Two student led projects at Wartburg College have each received $10,000 as part of the Davis Projects for Peace grants to help communities in Namibia and Sierra Leone.
“I am super excited to actually go home and give back to a community that I have lived in,” Sophomore Saffa Bockarie said. “The place I come from, they do so much of agricultural acclivity and connecting that to Iowa I say is something that I am very thankful for.”
Bockarie is leading a project that will work to improve access to clean water for drinking and irrigation in the Mobai village in Sierra Leone. Bockarie came to Wartburg College in 2016 and has worked on the irrigation project since January. Being able to take the skills he learned in Easter Iowa to his home of Sierra Leone is an important step in his career.
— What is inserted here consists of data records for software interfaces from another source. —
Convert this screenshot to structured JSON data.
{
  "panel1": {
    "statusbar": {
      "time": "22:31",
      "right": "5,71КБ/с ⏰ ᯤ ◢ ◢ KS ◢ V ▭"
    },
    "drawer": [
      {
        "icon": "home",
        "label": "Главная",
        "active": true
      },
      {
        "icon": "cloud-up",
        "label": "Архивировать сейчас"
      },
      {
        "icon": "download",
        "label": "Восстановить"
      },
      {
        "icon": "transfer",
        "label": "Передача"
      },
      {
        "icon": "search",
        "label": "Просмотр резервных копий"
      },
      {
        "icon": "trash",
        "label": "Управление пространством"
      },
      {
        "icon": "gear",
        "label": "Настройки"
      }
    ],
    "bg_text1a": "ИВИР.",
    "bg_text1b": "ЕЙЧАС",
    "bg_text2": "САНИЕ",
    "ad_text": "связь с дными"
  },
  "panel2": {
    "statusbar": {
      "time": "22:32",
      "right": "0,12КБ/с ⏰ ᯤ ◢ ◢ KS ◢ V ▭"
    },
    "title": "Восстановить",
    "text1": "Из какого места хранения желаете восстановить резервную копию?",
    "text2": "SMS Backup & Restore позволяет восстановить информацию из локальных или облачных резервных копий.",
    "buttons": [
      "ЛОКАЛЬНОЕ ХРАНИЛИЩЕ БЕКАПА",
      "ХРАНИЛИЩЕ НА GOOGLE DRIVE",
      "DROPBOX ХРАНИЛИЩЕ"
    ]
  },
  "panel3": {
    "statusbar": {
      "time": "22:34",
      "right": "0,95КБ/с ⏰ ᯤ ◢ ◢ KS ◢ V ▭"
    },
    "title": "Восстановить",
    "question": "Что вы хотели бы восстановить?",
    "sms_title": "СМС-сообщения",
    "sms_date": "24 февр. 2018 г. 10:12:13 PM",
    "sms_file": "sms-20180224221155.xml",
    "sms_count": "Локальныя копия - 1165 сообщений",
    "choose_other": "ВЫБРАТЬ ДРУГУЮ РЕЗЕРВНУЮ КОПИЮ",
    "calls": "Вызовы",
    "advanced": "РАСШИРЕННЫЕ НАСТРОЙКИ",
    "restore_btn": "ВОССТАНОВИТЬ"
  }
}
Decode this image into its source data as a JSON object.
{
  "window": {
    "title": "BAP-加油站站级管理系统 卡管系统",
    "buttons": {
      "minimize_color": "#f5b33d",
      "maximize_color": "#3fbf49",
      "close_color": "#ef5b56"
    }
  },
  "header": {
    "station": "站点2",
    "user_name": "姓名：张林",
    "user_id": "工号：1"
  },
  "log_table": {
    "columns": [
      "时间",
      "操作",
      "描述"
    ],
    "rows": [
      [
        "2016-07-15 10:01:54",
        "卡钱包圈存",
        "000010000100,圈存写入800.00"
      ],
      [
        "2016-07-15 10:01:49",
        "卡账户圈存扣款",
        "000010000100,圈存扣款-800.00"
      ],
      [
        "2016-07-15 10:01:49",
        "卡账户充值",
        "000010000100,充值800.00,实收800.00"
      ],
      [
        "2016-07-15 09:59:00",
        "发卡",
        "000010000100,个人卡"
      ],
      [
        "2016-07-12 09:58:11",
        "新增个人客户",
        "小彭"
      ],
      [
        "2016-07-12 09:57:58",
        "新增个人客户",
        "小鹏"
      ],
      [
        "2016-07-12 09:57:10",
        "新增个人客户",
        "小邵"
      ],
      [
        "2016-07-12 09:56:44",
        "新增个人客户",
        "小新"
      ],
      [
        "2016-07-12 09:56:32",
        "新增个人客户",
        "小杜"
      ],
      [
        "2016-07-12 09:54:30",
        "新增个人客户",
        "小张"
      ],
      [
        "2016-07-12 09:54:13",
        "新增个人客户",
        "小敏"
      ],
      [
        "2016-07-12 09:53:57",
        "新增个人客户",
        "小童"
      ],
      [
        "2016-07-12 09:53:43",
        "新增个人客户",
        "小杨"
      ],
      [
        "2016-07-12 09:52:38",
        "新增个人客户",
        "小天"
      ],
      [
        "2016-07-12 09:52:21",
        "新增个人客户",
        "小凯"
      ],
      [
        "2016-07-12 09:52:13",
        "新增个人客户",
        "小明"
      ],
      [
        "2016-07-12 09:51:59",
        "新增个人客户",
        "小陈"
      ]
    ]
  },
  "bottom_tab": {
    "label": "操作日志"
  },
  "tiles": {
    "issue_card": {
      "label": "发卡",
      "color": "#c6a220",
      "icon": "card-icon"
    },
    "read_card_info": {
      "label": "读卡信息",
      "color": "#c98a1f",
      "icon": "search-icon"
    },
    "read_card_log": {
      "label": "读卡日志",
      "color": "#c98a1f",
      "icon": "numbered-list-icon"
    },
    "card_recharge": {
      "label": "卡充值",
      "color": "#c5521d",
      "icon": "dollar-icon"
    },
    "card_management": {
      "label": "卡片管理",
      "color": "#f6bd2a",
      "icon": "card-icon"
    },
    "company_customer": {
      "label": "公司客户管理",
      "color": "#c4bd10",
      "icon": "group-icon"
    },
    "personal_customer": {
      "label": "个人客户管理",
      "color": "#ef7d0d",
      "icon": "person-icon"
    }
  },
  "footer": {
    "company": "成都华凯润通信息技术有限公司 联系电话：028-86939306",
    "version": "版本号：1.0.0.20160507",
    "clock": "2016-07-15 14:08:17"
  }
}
“It’s a tremendous opportunity and it will make a difference in the life of others,” Bockarie said. “Every opportunity should be binary, you receive and you give so I have been helped by others. I try to in whatever I do to help others.”
Tyler Bitting is from Keokuk, Iowa he is a Junior at Wartburg College and majors in engineering and science. He connected early on with Saffa and is also part of their project to improve the lives of citizens in Sierra Leone. While Saffe has traveled back to his home village many times, for Tyler this will be the first time out of the country adding to the excitement of helping others.
“First it was just a dream now it’s becoming reality,” Bitting said. “We just want things to be easier for them, the things they have to do for water walking miles and miles a day is excessive and we just know with our minds and creative idea we can make that a lot easier.”
The second grant is going to Rachel Ndjuluwa. She will return to her home village to construct a classroom at Ndjukuma Primary School. The school has roughly 300 students but only 4 rooms available. Most of the time kids have to sit under a tree outside not being able to reach their full potential in a classroom environment. The grant money will be used to construct a seven by eight meter class room to increase enrollment and help students learn.
“I grew up witnessing the hardships and being able to transition to a school with nothing to a high school with something, to a college with everything I am able to tell the importance of actually having these resources to reach your fullest potential,” Ndjuluwa said.
One of the most important aspects of her work however is the connection Davis Grant projects like hers can forge. Being able to take her experience from the United States and help her home proves that global citizenship and a connected world can improve our future for everyone.
“A country like the United States of the America we have generous people, we have people who always willing to help. We live in a codependent world and this project is directed towards promoting world peace and sustainability. We develop a mind of of exposure, a mind of global citizenship to promote world peace.”